[[ PROVIDED DATA, beginning ]]

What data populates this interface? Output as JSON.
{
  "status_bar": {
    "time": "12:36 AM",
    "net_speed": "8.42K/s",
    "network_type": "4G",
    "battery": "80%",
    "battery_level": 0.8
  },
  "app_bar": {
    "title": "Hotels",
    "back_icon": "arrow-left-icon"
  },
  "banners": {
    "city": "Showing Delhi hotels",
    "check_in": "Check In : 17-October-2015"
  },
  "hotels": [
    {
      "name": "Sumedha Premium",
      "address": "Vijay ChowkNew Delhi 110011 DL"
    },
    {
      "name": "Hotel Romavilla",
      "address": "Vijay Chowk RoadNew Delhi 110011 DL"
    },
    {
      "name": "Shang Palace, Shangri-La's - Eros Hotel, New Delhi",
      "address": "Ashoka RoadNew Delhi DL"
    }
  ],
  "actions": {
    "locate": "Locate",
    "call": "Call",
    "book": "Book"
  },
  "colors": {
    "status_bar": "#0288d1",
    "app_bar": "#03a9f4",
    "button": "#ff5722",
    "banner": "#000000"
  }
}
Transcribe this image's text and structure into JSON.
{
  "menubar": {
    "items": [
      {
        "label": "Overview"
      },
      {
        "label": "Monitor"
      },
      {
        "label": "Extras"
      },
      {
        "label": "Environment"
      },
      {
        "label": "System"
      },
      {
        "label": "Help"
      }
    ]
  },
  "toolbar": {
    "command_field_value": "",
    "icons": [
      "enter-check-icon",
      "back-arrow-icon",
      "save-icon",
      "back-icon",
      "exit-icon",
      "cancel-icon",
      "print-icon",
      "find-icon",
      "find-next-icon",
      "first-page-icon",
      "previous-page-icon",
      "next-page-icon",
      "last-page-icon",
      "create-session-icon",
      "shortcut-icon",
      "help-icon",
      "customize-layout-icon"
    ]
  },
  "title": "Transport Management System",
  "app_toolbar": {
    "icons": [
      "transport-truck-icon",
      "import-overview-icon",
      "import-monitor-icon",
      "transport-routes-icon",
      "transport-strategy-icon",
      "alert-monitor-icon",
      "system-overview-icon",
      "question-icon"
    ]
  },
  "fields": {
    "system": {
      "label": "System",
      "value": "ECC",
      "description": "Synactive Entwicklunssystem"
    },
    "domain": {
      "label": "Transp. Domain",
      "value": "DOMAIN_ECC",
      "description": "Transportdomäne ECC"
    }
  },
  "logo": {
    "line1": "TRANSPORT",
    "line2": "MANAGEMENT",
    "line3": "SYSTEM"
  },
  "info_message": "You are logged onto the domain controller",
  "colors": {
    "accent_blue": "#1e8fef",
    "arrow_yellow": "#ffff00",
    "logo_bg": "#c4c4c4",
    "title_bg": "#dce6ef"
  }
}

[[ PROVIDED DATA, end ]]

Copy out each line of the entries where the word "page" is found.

      "first-page-icon",
      "previous-page-icon",
      "next-page-icon",
      "last-page-icon",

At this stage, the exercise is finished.